Album of the day: Robert Fripp, "Exposure"

Album of the day: Robert Fripp, “Exposure”

Robert Fripp
Exposure (2 CDs DGM 0601)

There are records which, in addition to being perfectly accomplished works of art in themselves, contain within them the spirit of an entire era and point the compass towards the years to come with prophetic intuition; let's think of works like “Hot Rats” by Frank Zappa, “Revolver” by the Beatles, “Electric Ladyland” by Jimi Hendrix, “Bitches Brew” by Miles Davis, just to name a few titles. This album, although certainly not having had the commercial resonance of the aforementioned titles, belongs to the same narrow category and over the years has proven to be an essential point of reference for anyone who wants to understand the developments of contemporary rock.

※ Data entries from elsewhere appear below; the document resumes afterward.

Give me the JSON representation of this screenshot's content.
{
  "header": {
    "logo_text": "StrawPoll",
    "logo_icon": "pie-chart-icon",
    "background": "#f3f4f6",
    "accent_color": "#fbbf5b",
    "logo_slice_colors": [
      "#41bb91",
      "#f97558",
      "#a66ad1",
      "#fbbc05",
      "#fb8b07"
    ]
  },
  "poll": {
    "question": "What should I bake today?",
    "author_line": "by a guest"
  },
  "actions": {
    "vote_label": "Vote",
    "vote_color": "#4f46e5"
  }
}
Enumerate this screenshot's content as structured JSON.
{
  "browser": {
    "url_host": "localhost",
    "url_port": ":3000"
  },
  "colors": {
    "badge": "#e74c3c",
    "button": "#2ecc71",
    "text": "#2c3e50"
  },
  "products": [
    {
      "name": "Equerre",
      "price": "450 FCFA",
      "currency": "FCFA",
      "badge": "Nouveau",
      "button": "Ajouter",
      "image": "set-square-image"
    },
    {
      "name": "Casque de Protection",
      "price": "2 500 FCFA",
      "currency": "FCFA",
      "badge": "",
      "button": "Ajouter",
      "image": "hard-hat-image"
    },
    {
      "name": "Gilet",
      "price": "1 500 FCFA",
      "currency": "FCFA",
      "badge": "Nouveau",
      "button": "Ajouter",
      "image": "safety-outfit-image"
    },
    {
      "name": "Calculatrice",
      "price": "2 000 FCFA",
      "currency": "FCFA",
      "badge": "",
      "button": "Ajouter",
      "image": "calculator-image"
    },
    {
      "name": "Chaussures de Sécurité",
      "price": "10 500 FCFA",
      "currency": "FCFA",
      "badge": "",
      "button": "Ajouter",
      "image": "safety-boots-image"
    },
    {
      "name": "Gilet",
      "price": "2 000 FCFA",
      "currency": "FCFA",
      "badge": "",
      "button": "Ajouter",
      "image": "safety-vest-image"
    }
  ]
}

The first solo album by Robert Fripp, the famous guitarist and leader of King Crimson, “Exposure” (1978) had a very troubled gestation due to misunderstandings with the world of the record business.
Initially almost the entire album had been made with the singer Daryl Hall (in those years king of the charts with the pop/soul duo Hall&Oates) with whom Fripp had also made the album “Sacred Songs”, but when Hall's manager heard the album Complete was horrified and forbade its publication considering it a certain commercial failure; Fripp was then forced to replace several tracks with other singers, including Peter Hammill and the Roches vocal group.

The album contains many facets of Fripp's complex personality, from the rock'n'roll of “You Burn Me up I'm a Cigarette”
to the obsessive funk of “Exposure”, from the electronic experiments of
two “Water Music” to the schizoid scream of “Desangaged”. A veritable parade of superstars have gathered to help him: Brian
Eno, Phil Collins, Narada Michael Walden, Tony Levin, Barry Andrews, Peter Gabriel (who records on piano for the occasion
the most beautiful existing version of his “Here Comes the Flood”).

There is an air of total experimentation, free from the constraints of commercial concerns. Many of these sounds were subsequently copied, trivialized and exported to the English charts of subsequent years but here they remain intact in
time their provocative and stimulating charge.

This recent edition offers us both versions of the album (with five unreleased songs sung by Hall); Fripp himself remastered the sound with impressive results in terms of depth and dynamics.

Carlo Boccadoro, composer and conductor, was born in Macerata in 1963. He lives and works in Milan. He collaborates with soloists and orchestras in different parts of the world. He is the author of numerous books on musical topics.

This text is taken from “Lunario della musica: A record for every day of the year” published by Einaudi, courtesy of the author and the publisher.